■ ASSIGNMENT
Where a line of the listing below includes the word "hint", reproduce that line.

■ DATA EXTRACTS
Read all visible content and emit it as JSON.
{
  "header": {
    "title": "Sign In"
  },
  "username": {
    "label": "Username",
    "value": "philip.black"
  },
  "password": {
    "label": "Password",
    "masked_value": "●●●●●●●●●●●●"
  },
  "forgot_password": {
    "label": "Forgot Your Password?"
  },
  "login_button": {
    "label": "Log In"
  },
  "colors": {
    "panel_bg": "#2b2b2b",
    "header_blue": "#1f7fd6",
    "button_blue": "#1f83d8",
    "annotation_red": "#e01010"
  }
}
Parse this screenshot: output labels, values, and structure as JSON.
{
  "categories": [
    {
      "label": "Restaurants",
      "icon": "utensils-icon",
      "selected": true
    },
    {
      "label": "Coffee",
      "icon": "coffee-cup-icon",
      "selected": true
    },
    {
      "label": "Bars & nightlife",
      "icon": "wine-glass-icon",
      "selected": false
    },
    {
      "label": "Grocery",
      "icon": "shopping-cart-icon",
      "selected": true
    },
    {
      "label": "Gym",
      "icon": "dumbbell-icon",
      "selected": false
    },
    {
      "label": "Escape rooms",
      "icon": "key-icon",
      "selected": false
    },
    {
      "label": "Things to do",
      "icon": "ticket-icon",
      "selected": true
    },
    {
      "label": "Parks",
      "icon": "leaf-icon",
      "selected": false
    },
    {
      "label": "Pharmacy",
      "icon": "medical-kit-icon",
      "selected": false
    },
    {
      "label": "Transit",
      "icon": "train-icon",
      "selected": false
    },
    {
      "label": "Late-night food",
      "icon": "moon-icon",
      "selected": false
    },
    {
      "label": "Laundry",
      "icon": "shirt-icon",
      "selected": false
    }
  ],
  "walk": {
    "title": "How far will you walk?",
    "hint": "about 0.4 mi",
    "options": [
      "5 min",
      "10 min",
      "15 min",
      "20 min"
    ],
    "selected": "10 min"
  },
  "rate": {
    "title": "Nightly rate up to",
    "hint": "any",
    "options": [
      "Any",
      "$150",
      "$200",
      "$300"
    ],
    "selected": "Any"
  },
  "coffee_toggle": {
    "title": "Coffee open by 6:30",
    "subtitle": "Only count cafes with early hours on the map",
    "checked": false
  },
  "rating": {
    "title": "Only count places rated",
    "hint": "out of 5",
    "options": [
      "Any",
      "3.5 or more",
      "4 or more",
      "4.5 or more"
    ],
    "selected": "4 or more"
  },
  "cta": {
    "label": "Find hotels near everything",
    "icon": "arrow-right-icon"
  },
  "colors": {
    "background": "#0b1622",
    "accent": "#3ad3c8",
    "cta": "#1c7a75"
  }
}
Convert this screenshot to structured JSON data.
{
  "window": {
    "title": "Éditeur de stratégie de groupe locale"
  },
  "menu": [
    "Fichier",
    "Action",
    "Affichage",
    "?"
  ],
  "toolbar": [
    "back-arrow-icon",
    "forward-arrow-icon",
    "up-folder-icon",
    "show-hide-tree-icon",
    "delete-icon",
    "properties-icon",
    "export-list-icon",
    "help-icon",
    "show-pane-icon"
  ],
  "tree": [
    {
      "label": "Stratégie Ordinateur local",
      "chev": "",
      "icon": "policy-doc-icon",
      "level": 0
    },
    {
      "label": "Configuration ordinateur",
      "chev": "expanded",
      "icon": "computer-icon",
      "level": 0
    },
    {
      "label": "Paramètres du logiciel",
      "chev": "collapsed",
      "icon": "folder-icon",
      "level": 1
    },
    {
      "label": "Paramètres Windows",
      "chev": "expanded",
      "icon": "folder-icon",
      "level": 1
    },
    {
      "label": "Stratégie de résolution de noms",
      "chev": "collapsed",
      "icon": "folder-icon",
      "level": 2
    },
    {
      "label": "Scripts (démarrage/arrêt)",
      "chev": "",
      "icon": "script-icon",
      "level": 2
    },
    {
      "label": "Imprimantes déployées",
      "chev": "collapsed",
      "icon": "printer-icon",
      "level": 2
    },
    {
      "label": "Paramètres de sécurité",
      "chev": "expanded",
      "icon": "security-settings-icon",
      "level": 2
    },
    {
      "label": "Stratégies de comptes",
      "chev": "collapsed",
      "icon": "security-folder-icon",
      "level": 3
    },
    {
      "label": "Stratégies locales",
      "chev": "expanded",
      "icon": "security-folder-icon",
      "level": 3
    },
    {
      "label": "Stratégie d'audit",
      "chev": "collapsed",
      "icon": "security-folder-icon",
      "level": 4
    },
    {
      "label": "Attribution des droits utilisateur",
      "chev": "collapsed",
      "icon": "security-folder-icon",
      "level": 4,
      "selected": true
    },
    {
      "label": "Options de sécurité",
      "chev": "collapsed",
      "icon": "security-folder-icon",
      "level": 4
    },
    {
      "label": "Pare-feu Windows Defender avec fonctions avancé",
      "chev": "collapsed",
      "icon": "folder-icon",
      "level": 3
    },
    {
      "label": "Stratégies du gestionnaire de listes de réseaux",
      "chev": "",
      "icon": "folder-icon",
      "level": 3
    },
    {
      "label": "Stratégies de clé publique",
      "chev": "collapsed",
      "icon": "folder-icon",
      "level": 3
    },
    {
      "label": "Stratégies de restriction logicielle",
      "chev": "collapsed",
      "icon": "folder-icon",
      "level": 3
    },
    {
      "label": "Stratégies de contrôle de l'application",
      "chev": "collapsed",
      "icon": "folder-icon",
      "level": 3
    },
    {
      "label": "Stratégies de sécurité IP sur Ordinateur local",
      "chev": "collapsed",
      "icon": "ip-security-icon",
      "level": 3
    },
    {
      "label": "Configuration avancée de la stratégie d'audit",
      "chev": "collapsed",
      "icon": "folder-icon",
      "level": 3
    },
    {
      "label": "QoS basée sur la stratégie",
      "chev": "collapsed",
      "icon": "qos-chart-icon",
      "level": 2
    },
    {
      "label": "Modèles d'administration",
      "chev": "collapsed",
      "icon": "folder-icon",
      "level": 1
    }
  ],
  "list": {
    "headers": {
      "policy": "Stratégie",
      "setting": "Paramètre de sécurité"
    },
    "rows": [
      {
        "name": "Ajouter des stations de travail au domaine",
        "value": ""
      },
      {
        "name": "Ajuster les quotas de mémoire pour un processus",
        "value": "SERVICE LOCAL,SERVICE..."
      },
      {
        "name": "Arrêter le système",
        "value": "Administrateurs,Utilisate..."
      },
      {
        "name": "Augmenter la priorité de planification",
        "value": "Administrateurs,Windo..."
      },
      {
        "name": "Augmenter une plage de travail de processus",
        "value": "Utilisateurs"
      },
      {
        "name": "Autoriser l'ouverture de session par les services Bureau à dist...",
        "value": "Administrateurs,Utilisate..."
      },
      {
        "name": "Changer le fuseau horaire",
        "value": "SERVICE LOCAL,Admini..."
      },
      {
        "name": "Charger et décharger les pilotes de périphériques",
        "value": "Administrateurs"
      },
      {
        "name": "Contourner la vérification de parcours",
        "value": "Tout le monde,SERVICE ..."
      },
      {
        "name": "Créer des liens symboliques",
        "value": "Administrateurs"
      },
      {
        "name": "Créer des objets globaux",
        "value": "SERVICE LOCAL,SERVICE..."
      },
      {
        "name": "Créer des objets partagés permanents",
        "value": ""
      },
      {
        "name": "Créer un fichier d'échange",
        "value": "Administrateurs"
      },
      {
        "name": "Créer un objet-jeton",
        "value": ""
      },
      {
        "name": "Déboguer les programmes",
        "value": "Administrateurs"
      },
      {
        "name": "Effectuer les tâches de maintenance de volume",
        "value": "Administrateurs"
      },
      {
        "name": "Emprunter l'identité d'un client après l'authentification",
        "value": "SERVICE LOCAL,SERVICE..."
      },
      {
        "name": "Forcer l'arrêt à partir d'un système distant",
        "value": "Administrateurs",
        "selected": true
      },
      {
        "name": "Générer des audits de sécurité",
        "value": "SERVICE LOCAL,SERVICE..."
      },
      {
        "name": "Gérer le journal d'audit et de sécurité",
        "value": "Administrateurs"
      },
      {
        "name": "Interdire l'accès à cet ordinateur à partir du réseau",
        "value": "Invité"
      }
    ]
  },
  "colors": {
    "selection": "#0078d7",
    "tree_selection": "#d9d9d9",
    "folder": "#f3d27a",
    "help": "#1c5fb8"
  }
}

■ RESULT OF THIS EXERCISE
    "hint": "about 0.4 mi",
    "hint": "any",
    "hint": "out of 5",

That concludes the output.